# EXERCISE INSTRUCTIONS:
For the records below, tally the lines that include the word "MultipleActionItem" and report the number alone.
+++ SUPPLIED MATERIAL
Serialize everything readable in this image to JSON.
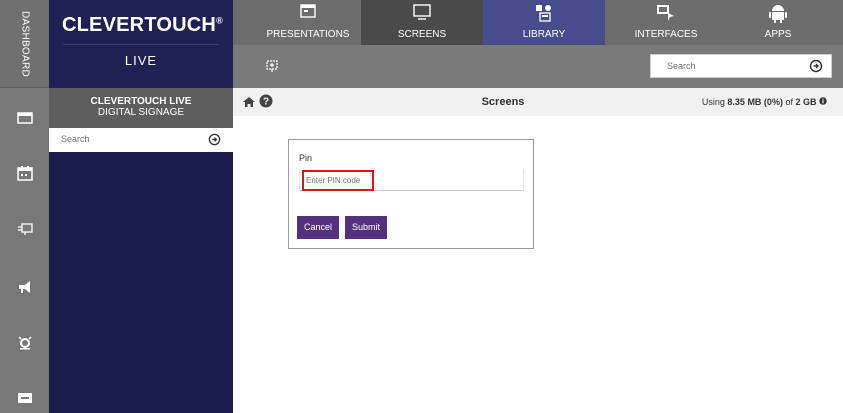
{
  "rail": {
    "dashboard_label": "DASHBOARD",
    "icons": [
      "presentation-icon",
      "calendar-icon",
      "screens-icon",
      "megaphone-icon",
      "alarm-icon",
      "display-icon"
    ]
  },
  "brand": {
    "title": "CLEVERTOUCH",
    "registered": "®",
    "subtitle": "LIVE"
  },
  "nav": {
    "tabs": [
      {
        "label": "PRESENTATIONS",
        "icon": "presentation-icon"
      },
      {
        "label": "SCREENS",
        "icon": "monitor-icon"
      },
      {
        "label": "LIBRARY",
        "icon": "library-icon"
      },
      {
        "label": "INTERFACES",
        "icon": "interfaces-icon"
      },
      {
        "label": "APPS",
        "icon": "android-icon"
      }
    ],
    "active": "SCREENS"
  },
  "subbar": {
    "search_placeholder": "Search"
  },
  "left_panel": {
    "heading_line1": "CLEVERTOUCH LIVE",
    "heading_line2": "DIGITAL SIGNAGE",
    "search_placeholder": "Search"
  },
  "content_header": {
    "title": "Screens",
    "usage_prefix": "Using ",
    "usage_used": "8.35 MB (0%)",
    "usage_mid": " of ",
    "usage_total": "2 GB"
  },
  "dialog": {
    "pin_label": "Pin",
    "pin_placeholder": "Enter PIN code",
    "cancel_label": "Cancel",
    "submit_label": "Submit"
  },
  "colors": {
    "brand_navy": "#1f2155",
    "button_purple": "#55307f",
    "highlight_red": "#e0141d"
  }
}
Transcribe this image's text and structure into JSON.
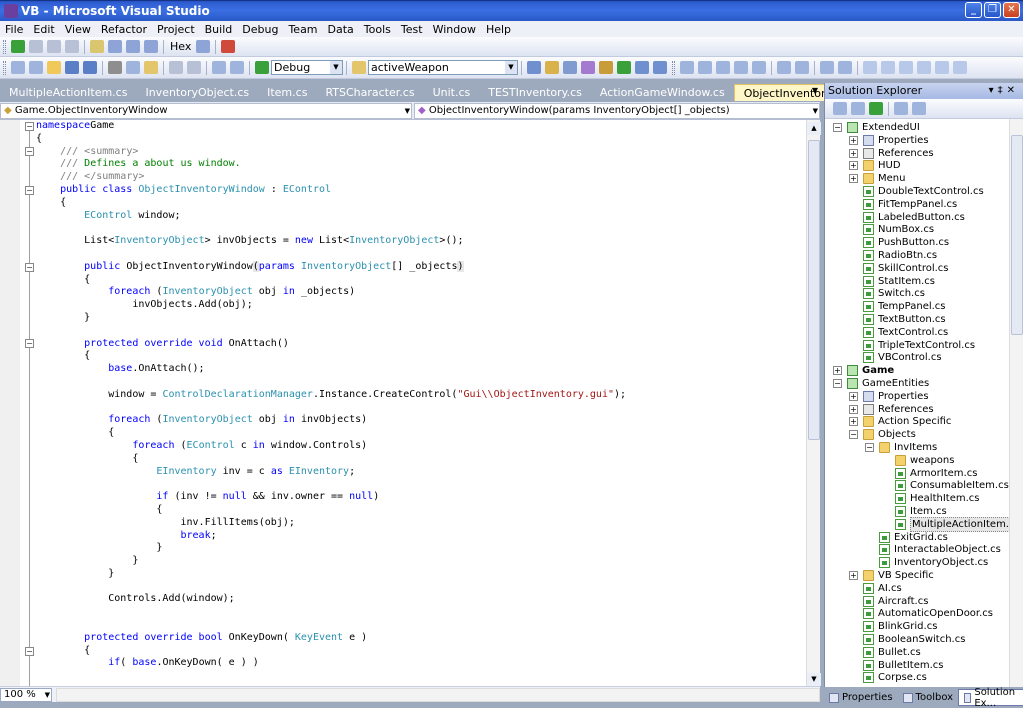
{
  "window": {
    "title": "VB - Microsoft Visual Studio"
  },
  "menu": [
    "File",
    "Edit",
    "View",
    "Refactor",
    "Project",
    "Build",
    "Debug",
    "Team",
    "Data",
    "Tools",
    "Test",
    "Window",
    "Help"
  ],
  "toolbar": {
    "hex_label": "Hex",
    "config": "Debug",
    "find_combo": "activeWeapon"
  },
  "tabs": [
    {
      "label": "MultipleActionItem.cs"
    },
    {
      "label": "InventoryObject.cs"
    },
    {
      "label": "Item.cs"
    },
    {
      "label": "RTSCharacter.cs"
    },
    {
      "label": "Unit.cs"
    },
    {
      "label": "TESTInventory.cs"
    },
    {
      "label": "ActionGameWindow.cs"
    },
    {
      "label": "ObjectInventory.cs",
      "active": true
    }
  ],
  "nav": {
    "class_combo": "Game.ObjectInventoryWindow",
    "member_combo": "ObjectInventoryWindow(params InventoryObject[] _objects)"
  },
  "editor": {
    "zoom": "100 %",
    "lines": [
      [
        [
          "kw",
          "namespace"
        ],
        [
          "",
          "Game"
        ]
      ],
      [
        [
          "",
          "{"
        ]
      ],
      [
        [
          "cm-g",
          "    /// "
        ],
        [
          "cm-g",
          "<summary>"
        ]
      ],
      [
        [
          "cm-g",
          "    /// "
        ],
        [
          "cm",
          "Defines a about us window."
        ]
      ],
      [
        [
          "cm-g",
          "    /// "
        ],
        [
          "cm-g",
          "</summary>"
        ]
      ],
      [
        [
          "kw",
          "    public class "
        ],
        [
          "ty",
          "ObjectInventoryWindow"
        ],
        [
          "",
          " : "
        ],
        [
          "ty",
          "EControl"
        ]
      ],
      [
        [
          "",
          "    {"
        ]
      ],
      [
        [
          "ty",
          "        EControl"
        ],
        [
          "",
          " window;"
        ]
      ],
      [
        [
          "",
          ""
        ]
      ],
      [
        [
          "",
          "        List<"
        ],
        [
          "ty",
          "InventoryObject"
        ],
        [
          "",
          "> invObjects = "
        ],
        [
          "kw",
          "new "
        ],
        [
          "",
          "List<"
        ],
        [
          "ty",
          "InventoryObject"
        ],
        [
          "",
          ">();"
        ]
      ],
      [
        [
          "",
          ""
        ]
      ],
      [
        [
          "kw",
          "        public "
        ],
        [
          "",
          "ObjectInventoryWindow"
        ],
        [
          "hl",
          "("
        ],
        [
          "kw",
          "params "
        ],
        [
          "ty",
          "InventoryObject"
        ],
        [
          "",
          "[] _objects"
        ],
        [
          "hl",
          ")"
        ]
      ],
      [
        [
          "",
          "        {"
        ]
      ],
      [
        [
          "kw",
          "            foreach "
        ],
        [
          "",
          "("
        ],
        [
          "ty",
          "InventoryObject"
        ],
        [
          "",
          " obj "
        ],
        [
          "kw",
          "in"
        ],
        [
          "",
          " _objects)"
        ]
      ],
      [
        [
          "",
          "                invObjects.Add(obj);"
        ]
      ],
      [
        [
          "",
          "        }"
        ]
      ],
      [
        [
          "",
          ""
        ]
      ],
      [
        [
          "kw",
          "        protected override void "
        ],
        [
          "",
          "OnAttach()"
        ]
      ],
      [
        [
          "",
          "        {"
        ]
      ],
      [
        [
          "kw",
          "            base"
        ],
        [
          "",
          ".OnAttach();"
        ]
      ],
      [
        [
          "",
          ""
        ]
      ],
      [
        [
          "",
          "            window = "
        ],
        [
          "ty",
          "ControlDeclarationManager"
        ],
        [
          "",
          ".Instance.CreateControl("
        ],
        [
          "st",
          "\"Gui\\\\ObjectInventory.gui\""
        ],
        [
          "",
          ");"
        ]
      ],
      [
        [
          "",
          ""
        ]
      ],
      [
        [
          "kw",
          "            foreach "
        ],
        [
          "",
          "("
        ],
        [
          "ty",
          "InventoryObject"
        ],
        [
          "",
          " obj "
        ],
        [
          "kw",
          "in"
        ],
        [
          "",
          " invObjects)"
        ]
      ],
      [
        [
          "",
          "            {"
        ]
      ],
      [
        [
          "kw",
          "                foreach "
        ],
        [
          "",
          "("
        ],
        [
          "ty",
          "EControl"
        ],
        [
          "",
          " c "
        ],
        [
          "kw",
          "in"
        ],
        [
          "",
          " window.Controls)"
        ]
      ],
      [
        [
          "",
          "                {"
        ]
      ],
      [
        [
          "ty",
          "                    EInventory"
        ],
        [
          "",
          " inv = c "
        ],
        [
          "kw",
          "as "
        ],
        [
          "ty",
          "EInventory"
        ],
        [
          "",
          ";"
        ]
      ],
      [
        [
          "",
          ""
        ]
      ],
      [
        [
          "kw",
          "                    if "
        ],
        [
          "",
          "(inv != "
        ],
        [
          "kw",
          "null"
        ],
        [
          "",
          " && inv.owner == "
        ],
        [
          "kw",
          "null"
        ],
        [
          "",
          ")"
        ]
      ],
      [
        [
          "",
          "                    {"
        ]
      ],
      [
        [
          "",
          "                        inv.FillItems(obj);"
        ]
      ],
      [
        [
          "kw",
          "                        break"
        ],
        [
          "",
          ";"
        ]
      ],
      [
        [
          "",
          "                    }"
        ]
      ],
      [
        [
          "",
          "                }"
        ]
      ],
      [
        [
          "",
          "            }"
        ]
      ],
      [
        [
          "",
          ""
        ]
      ],
      [
        [
          "",
          "            Controls.Add(window);"
        ]
      ],
      [
        [
          "",
          ""
        ]
      ],
      [
        [
          "",
          ""
        ]
      ],
      [
        [
          "kw",
          "        protected override bool "
        ],
        [
          "",
          "OnKeyDown( "
        ],
        [
          "ty",
          "KeyEvent"
        ],
        [
          "",
          " e )"
        ]
      ],
      [
        [
          "",
          "        {"
        ]
      ],
      [
        [
          "kw",
          "            if"
        ],
        [
          "",
          "( "
        ],
        [
          "kw",
          "base"
        ],
        [
          "",
          ".OnKeyDown( e ) )"
        ]
      ]
    ]
  },
  "solution_explorer": {
    "title": "Solution Explorer",
    "nodes": [
      {
        "label": "ExtendedUI",
        "type": "proj",
        "level": 0,
        "pm": "-"
      },
      {
        "label": "Properties",
        "type": "props",
        "level": 1,
        "pm": "+"
      },
      {
        "label": "References",
        "type": "refs",
        "level": 1,
        "pm": "+"
      },
      {
        "label": "HUD",
        "type": "folder",
        "level": 1,
        "pm": "+"
      },
      {
        "label": "Menu",
        "type": "folder",
        "level": 1,
        "pm": "+"
      },
      {
        "label": "DoubleTextControl.cs",
        "type": "file",
        "level": 1
      },
      {
        "label": "FitTempPanel.cs",
        "type": "file",
        "level": 1
      },
      {
        "label": "LabeledButton.cs",
        "type": "file",
        "level": 1
      },
      {
        "label": "NumBox.cs",
        "type": "file",
        "level": 1
      },
      {
        "label": "PushButton.cs",
        "type": "file",
        "level": 1
      },
      {
        "label": "RadioBtn.cs",
        "type": "file",
        "level": 1
      },
      {
        "label": "SkillControl.cs",
        "type": "file",
        "level": 1
      },
      {
        "label": "StatItem.cs",
        "type": "file",
        "level": 1
      },
      {
        "label": "Switch.cs",
        "type": "file",
        "level": 1
      },
      {
        "label": "TempPanel.cs",
        "type": "file",
        "level": 1
      },
      {
        "label": "TextButton.cs",
        "type": "file",
        "level": 1
      },
      {
        "label": "TextControl.cs",
        "type": "file",
        "level": 1
      },
      {
        "label": "TripleTextControl.cs",
        "type": "file",
        "level": 1
      },
      {
        "label": "VBControl.cs",
        "type": "file",
        "level": 1
      },
      {
        "label": "Game",
        "type": "proj",
        "level": 0,
        "pm": "+",
        "bold": true
      },
      {
        "label": "GameEntities",
        "type": "proj",
        "level": 0,
        "pm": "-"
      },
      {
        "label": "Properties",
        "type": "props",
        "level": 1,
        "pm": "+"
      },
      {
        "label": "References",
        "type": "refs",
        "level": 1,
        "pm": "+"
      },
      {
        "label": "Action Specific",
        "type": "folder",
        "level": 1,
        "pm": "+"
      },
      {
        "label": "Objects",
        "type": "folder",
        "level": 1,
        "pm": "-"
      },
      {
        "label": "InvItems",
        "type": "folder",
        "level": 2,
        "pm": "-"
      },
      {
        "label": "weapons",
        "type": "folder",
        "level": 3
      },
      {
        "label": "ArmorItem.cs",
        "type": "file",
        "level": 3
      },
      {
        "label": "ConsumableItem.cs",
        "type": "file",
        "level": 3
      },
      {
        "label": "HealthItem.cs",
        "type": "file",
        "level": 3
      },
      {
        "label": "Item.cs",
        "type": "file",
        "level": 3
      },
      {
        "label": "MultipleActionItem.cs",
        "type": "file",
        "level": 3,
        "selected": true
      },
      {
        "label": "ExitGrid.cs",
        "type": "file",
        "level": 2
      },
      {
        "label": "InteractableObject.cs",
        "type": "file",
        "level": 2
      },
      {
        "label": "InventoryObject.cs",
        "type": "file",
        "level": 2
      },
      {
        "label": "VB Specific",
        "type": "folder",
        "level": 1,
        "pm": "+"
      },
      {
        "label": "AI.cs",
        "type": "file",
        "level": 1
      },
      {
        "label": "Aircraft.cs",
        "type": "file",
        "level": 1
      },
      {
        "label": "AutomaticOpenDoor.cs",
        "type": "file",
        "level": 1
      },
      {
        "label": "BlinkGrid.cs",
        "type": "file",
        "level": 1
      },
      {
        "label": "BooleanSwitch.cs",
        "type": "file",
        "level": 1
      },
      {
        "label": "Bullet.cs",
        "type": "file",
        "level": 1
      },
      {
        "label": "BulletItem.cs",
        "type": "file",
        "level": 1
      },
      {
        "label": "Corpse.cs",
        "type": "file",
        "level": 1
      }
    ],
    "bottom_tabs": [
      "Properties",
      "Toolbox",
      "Solution Ex..."
    ]
  }
}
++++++
# RESPONSE:
2